> **Task requirements**: From the data below, copy each line that includes the word "value".

Data about app and page elements
◆ ◆ ◆ ◆ ◆

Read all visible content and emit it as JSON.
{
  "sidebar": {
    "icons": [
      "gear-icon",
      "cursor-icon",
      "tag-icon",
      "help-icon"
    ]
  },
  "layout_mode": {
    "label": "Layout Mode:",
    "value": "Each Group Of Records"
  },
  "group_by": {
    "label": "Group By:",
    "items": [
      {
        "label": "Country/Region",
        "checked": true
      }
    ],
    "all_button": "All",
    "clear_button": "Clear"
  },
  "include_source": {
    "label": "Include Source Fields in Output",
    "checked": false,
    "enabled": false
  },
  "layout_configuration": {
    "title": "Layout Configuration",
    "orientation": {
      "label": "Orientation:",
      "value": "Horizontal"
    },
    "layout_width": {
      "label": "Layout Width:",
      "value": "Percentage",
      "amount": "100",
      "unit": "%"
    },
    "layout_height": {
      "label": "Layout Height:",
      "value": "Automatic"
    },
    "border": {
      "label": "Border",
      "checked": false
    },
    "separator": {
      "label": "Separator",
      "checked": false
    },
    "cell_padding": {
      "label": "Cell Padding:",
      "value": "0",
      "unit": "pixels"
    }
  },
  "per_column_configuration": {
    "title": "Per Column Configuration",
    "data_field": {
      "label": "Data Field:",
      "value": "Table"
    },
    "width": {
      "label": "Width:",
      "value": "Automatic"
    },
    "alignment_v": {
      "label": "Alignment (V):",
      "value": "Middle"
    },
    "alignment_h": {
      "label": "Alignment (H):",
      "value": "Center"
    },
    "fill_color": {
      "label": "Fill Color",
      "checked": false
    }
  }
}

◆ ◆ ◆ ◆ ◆

> **Solved problem**:
    "value": "Each Group Of Records"
      "value": "Horizontal"
      "value": "Percentage",
      "value": "Automatic"
      "value": "0",
      "value": "Table"
      "value": "Automatic"
      "value": "Middle"
      "value": "Center"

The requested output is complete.